Why is it so hard to get rid of an addiction?

More than a matter of willpower Drug addiction changes a patient's brain, creating compulsions to use. Over time, these changes can make it impossible to resist the urge to use drugs. In addition, the brain's reward system can be compromised by drug abuse and addiction. Because addiction causes changes in the brain, you may experience symptoms such as impulsivity and cravings.

These symptoms can make quitting smoking more difficult, but choosing effective treatment options can improve your ability to succeed. On the other hand, some people are particularly distressed by their painful feelings, due to the biology or psychology of their genetics, or what was present or absent in their upbringing, or usually some combination of both. Because disturbing feelings are so hard to endure, they understandably want to get rid of them quickly. And it's hard for those people to rely on the help of others because that brings a whole different set of potentially painful feelings, as relationships inevitably do.

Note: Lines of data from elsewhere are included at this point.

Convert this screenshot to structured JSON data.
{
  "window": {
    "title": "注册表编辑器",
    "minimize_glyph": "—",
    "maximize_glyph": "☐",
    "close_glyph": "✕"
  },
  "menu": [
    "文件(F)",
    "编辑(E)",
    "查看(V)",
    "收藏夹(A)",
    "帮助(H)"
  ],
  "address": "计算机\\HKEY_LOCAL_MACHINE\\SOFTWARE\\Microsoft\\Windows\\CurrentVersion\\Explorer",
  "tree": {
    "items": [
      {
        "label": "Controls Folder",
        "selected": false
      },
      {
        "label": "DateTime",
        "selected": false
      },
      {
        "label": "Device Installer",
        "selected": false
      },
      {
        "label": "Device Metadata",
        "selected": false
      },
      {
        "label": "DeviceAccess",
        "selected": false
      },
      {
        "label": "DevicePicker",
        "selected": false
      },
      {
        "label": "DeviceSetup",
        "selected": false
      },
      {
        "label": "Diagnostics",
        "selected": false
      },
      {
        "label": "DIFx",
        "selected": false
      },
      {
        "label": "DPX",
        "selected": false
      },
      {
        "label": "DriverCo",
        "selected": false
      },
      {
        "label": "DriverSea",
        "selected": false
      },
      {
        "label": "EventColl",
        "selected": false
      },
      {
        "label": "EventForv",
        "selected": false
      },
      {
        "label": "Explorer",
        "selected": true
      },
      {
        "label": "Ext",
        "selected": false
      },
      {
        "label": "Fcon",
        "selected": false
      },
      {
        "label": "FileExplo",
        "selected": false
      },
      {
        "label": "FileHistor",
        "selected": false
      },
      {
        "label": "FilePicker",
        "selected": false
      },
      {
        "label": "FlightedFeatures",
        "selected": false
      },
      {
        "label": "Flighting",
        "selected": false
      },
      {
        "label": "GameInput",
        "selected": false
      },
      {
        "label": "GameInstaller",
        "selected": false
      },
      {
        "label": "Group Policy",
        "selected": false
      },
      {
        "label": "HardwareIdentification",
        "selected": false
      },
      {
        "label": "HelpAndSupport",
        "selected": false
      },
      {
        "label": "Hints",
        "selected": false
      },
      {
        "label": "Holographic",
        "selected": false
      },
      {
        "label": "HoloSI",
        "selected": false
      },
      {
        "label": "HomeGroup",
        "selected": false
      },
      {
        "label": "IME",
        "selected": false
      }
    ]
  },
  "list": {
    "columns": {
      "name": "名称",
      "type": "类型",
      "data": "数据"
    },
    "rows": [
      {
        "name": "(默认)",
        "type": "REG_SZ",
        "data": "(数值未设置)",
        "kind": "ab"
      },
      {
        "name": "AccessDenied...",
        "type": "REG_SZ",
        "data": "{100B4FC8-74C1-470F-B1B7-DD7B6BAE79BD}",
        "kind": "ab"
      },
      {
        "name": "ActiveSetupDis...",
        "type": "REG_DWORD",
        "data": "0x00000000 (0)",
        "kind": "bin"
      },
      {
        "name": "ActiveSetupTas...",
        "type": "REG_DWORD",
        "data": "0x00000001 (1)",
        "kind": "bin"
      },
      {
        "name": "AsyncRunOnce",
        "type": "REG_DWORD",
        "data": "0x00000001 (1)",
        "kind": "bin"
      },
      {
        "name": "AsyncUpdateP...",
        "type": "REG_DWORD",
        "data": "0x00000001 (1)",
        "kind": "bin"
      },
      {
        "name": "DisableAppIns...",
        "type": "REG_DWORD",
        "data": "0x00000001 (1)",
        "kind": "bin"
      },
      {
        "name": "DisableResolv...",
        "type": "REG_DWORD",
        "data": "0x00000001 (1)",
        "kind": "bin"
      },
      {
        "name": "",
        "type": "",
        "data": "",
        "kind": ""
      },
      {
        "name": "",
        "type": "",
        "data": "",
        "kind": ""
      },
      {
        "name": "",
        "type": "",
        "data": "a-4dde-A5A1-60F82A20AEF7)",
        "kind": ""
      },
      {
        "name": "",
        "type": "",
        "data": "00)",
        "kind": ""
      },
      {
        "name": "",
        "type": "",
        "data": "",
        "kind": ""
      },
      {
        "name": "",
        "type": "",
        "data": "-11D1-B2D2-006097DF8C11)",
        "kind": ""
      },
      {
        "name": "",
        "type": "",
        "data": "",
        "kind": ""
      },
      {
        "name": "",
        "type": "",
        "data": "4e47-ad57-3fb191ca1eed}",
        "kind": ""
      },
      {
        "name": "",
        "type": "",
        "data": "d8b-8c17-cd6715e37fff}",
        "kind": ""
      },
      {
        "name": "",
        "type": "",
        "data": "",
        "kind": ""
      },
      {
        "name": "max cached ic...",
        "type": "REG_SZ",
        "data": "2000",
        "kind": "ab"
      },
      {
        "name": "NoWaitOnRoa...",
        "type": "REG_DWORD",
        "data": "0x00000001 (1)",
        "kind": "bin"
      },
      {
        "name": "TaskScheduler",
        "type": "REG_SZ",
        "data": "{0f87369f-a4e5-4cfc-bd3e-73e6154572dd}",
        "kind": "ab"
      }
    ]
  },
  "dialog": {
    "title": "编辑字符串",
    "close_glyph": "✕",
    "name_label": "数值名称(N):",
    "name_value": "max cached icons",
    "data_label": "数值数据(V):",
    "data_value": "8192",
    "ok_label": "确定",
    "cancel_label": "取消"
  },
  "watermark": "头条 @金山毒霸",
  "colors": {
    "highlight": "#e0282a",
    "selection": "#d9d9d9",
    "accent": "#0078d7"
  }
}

The important thing to realize in terms of addiction is that it is a recognized disease of the brain. Although it is a treatable disease, the addicted person must have a real desire and a motivation to change if they want to overcome it. Unfortunately, the desire to change is something that many addicts struggle with. When the immediate satisfaction that comes with a drink or the use of a drug ends, the addict's brain still remains ready for the rapid satisfaction it came to know over the years of response.

The decision to seek addiction treatment and recovery can be difficult to make. In fact, the National Survey on Drug Use and Health (NSDUH) reported that only about 10% of addicts receive the treatment they need. There are several reasons for this, but the main reason is that addiction is a chronic illness that changes the way you think. It keeps you looking for and using drugs or alcohol despite the damage they cause.

However, with professional treatment for addiction, you can recover and stay sober. Substance abuse affects you physically and psychologically, so you must undergo treatment for both aspects. Detoxification is done to purge the body of the drug or alcohol and allow you to physically withdraw from the substance. A medical team can monitor your withdrawal if the addiction is severe.

Your doctor may even give you prescription medications to help relieve physical and psychological symptoms and stop cravings. You should stabilize within 7 to 21 days and be ready for therapy, but the time depends on the severity of your addiction. If you develop tolerance to alcohol or other drugs, when you stop using them, you could go into withdrawal. As the drug leaves the system, the body begins to react by stopping having alcohol or other drugs in the system.

Withdrawal is often physically and psychologically uncomfortable and can sometimes be painful.